→ TASK GOAL: Extract every line from the records below that contains the word "DỰNG".

Items from an interface collection:
=== Begin Enclosure ===

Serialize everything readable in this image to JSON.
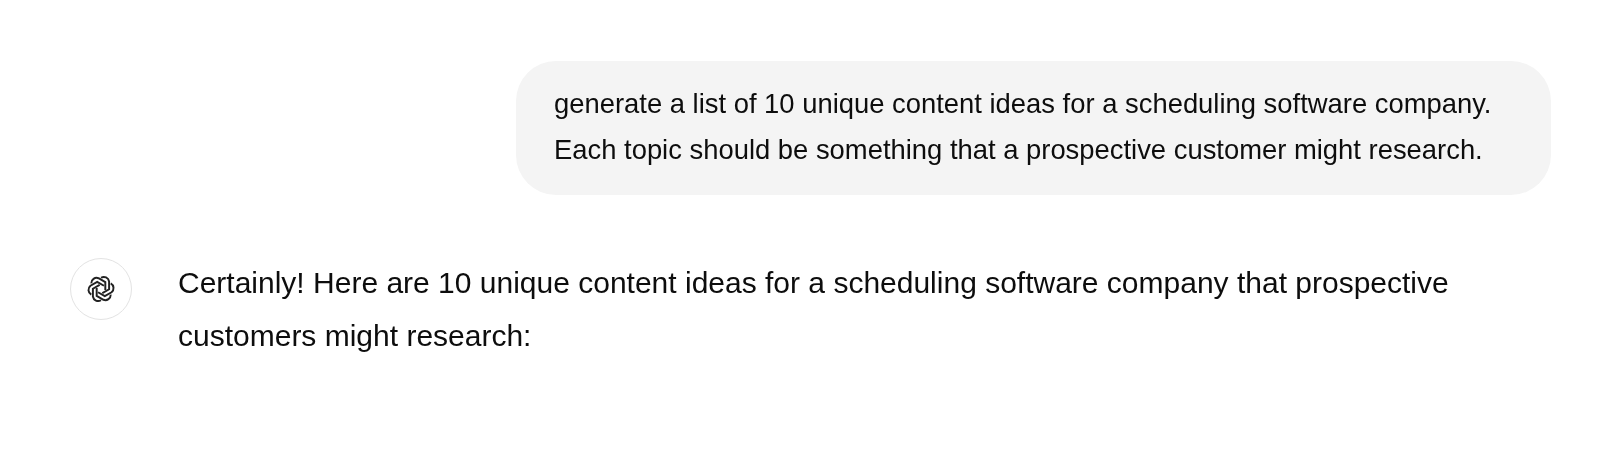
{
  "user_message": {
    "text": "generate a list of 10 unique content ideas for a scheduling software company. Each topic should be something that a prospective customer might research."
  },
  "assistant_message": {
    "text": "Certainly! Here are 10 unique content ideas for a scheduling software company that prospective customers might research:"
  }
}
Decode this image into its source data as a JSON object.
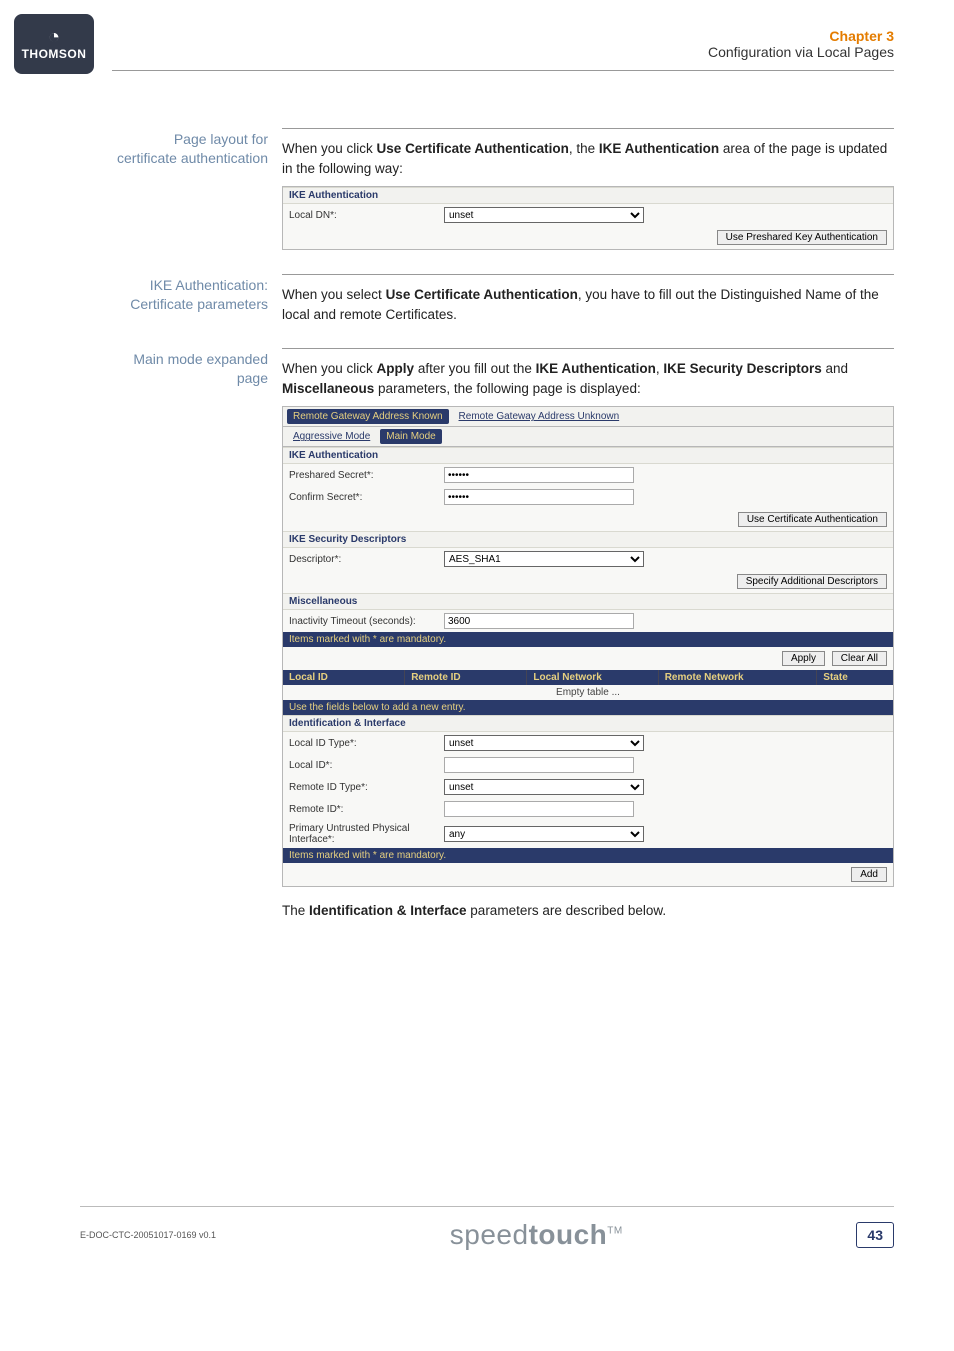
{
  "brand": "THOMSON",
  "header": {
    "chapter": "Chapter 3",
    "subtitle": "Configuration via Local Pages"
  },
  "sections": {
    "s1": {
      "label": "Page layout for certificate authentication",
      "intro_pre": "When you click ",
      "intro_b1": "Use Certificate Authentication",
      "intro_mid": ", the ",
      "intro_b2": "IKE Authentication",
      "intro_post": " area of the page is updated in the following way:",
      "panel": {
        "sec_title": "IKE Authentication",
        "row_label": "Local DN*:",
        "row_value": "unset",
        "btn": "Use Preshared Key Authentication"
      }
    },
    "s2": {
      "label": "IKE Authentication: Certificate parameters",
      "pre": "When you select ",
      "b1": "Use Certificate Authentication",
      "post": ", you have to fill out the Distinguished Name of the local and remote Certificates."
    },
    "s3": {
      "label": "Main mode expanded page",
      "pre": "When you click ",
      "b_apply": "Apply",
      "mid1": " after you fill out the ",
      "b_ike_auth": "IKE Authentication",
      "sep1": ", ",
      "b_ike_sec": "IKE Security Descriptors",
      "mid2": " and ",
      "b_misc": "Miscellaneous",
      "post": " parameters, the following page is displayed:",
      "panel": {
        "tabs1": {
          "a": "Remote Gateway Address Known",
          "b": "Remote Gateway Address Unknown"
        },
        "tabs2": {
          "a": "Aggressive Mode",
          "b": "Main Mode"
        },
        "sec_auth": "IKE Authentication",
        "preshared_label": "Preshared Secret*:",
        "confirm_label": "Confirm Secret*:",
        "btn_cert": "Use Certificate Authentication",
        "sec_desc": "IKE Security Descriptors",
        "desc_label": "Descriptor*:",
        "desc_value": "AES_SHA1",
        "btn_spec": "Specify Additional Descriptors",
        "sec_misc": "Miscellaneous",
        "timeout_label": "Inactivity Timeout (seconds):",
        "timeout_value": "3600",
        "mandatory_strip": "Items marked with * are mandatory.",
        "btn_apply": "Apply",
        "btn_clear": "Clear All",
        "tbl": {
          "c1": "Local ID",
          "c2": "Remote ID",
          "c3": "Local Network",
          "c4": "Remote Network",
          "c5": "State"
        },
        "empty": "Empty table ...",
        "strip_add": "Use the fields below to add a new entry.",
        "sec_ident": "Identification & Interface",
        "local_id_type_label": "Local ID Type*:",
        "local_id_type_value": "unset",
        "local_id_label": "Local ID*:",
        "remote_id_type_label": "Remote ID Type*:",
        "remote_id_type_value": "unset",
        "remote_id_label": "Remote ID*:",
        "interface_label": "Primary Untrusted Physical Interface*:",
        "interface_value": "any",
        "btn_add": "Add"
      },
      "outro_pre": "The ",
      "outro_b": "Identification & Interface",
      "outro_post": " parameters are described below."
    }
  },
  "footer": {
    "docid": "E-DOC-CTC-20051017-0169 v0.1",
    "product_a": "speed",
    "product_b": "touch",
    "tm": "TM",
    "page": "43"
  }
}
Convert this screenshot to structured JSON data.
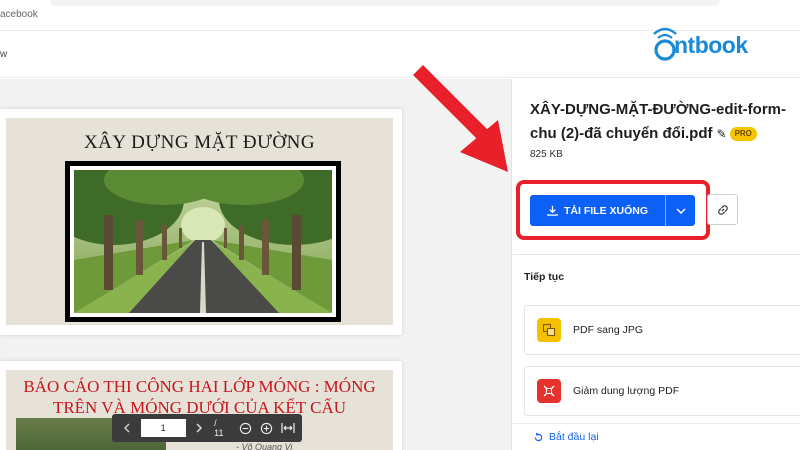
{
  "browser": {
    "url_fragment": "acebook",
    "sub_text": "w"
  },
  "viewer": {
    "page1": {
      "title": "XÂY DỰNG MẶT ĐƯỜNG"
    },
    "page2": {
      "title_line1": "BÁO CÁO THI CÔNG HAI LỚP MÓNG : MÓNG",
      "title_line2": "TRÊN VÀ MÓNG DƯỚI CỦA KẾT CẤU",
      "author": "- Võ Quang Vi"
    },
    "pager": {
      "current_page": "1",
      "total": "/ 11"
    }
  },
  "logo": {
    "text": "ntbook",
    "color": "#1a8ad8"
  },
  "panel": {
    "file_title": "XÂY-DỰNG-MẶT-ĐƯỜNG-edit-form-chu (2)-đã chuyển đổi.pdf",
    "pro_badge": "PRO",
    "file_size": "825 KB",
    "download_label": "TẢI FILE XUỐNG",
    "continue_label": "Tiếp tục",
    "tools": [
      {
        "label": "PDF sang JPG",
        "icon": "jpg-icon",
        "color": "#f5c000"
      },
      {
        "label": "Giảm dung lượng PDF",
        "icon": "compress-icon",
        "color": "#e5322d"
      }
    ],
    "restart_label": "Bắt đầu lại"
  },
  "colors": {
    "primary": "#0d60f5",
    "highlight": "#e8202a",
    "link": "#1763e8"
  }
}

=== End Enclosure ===
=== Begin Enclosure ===

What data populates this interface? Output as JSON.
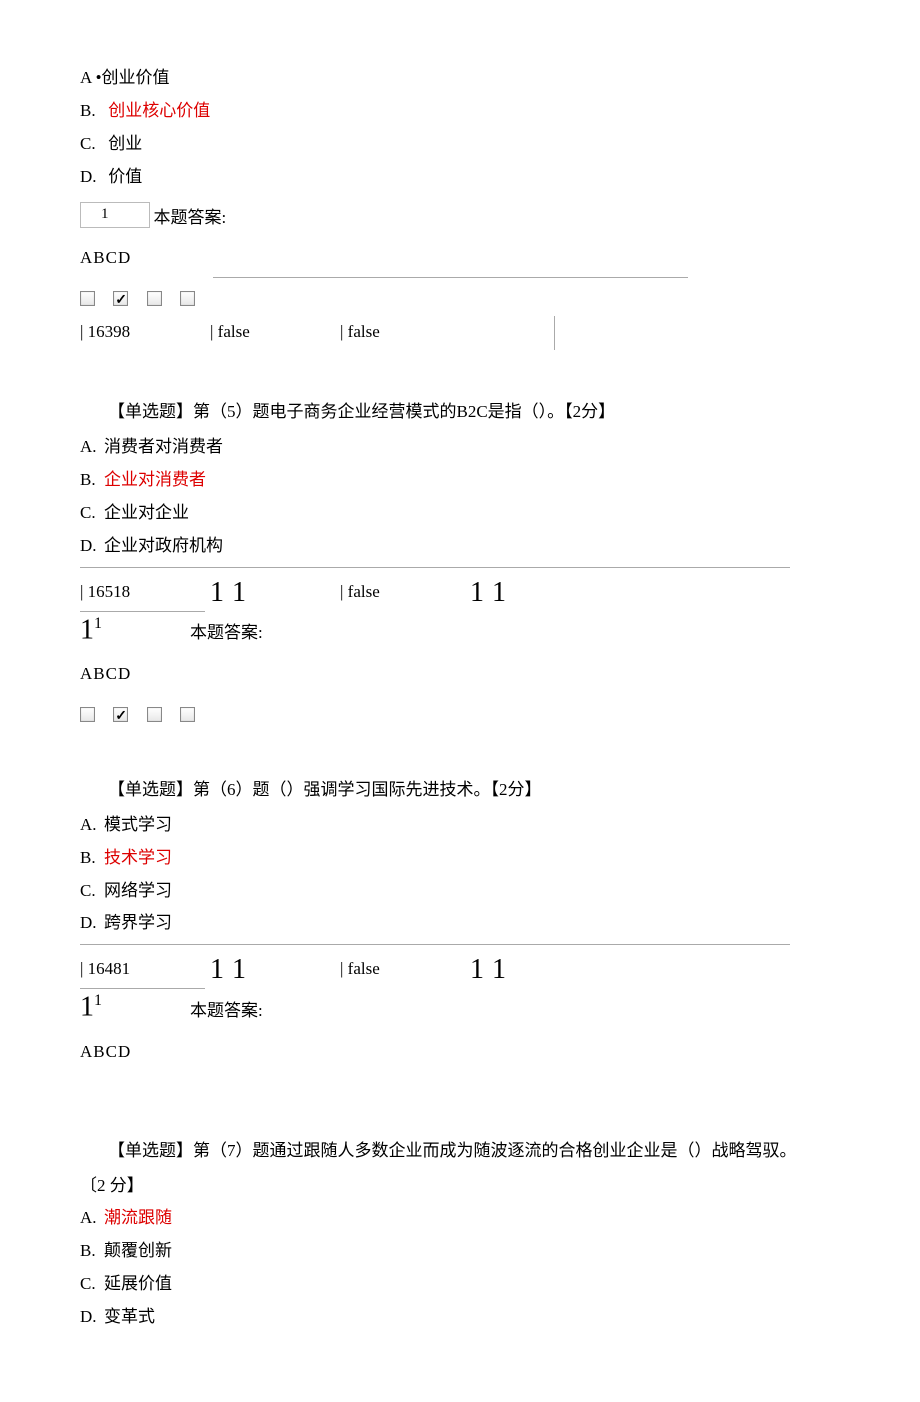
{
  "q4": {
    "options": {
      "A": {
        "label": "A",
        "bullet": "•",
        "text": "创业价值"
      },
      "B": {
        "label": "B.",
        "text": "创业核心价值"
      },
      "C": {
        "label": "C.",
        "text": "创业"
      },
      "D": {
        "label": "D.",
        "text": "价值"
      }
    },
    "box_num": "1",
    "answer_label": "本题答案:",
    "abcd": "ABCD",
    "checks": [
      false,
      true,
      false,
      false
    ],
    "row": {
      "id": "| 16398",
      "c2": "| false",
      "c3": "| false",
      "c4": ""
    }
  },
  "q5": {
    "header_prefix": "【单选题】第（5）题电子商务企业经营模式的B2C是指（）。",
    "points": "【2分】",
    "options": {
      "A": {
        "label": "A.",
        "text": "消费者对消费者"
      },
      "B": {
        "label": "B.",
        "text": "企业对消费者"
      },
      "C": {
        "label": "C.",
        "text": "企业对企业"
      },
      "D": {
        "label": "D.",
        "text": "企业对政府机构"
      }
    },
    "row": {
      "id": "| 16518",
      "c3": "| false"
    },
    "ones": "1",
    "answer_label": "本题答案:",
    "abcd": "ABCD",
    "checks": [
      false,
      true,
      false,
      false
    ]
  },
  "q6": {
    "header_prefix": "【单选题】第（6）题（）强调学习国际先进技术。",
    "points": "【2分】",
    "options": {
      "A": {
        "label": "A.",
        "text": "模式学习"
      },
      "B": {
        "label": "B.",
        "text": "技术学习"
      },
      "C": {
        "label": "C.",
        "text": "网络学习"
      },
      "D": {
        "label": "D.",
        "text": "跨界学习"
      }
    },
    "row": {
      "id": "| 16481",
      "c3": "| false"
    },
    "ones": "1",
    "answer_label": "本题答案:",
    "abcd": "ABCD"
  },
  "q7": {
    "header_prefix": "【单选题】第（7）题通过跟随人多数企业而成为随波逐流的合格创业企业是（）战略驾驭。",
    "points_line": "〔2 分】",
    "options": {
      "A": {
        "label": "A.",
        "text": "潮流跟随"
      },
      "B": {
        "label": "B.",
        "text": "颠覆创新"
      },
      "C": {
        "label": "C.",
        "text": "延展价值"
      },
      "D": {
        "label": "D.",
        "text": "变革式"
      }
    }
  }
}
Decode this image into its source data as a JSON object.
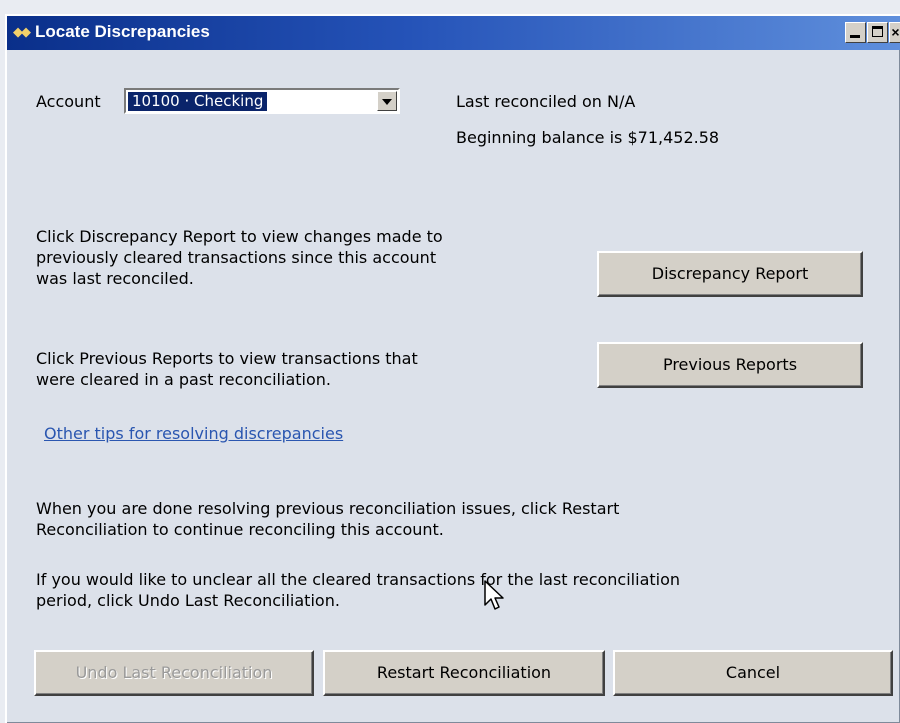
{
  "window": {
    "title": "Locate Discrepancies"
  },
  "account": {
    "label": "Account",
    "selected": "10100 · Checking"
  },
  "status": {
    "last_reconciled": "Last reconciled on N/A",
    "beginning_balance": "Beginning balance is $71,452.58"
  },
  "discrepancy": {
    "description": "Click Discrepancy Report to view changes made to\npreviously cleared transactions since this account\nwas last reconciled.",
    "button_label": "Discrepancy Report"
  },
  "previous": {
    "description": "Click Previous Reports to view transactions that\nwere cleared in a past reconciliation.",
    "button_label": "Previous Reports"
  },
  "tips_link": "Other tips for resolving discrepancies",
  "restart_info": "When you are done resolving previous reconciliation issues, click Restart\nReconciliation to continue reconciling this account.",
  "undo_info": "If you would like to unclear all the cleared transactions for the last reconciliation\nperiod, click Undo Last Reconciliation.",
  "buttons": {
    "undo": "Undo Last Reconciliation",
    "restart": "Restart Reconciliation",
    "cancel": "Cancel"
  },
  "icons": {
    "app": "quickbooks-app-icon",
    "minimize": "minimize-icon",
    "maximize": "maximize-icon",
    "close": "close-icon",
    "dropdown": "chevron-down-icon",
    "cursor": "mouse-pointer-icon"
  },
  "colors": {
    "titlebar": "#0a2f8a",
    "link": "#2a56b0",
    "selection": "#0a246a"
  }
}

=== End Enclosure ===

→ RESULT OF THE EXERCISE:
      "title": "XÂY DỰNG MẶT ĐƯỜNG"
    "file_title": "XÂY-DỰNG-MẶT-ĐƯỜNG-edit-form-chu (2)-đã chuyển đổi.pdf",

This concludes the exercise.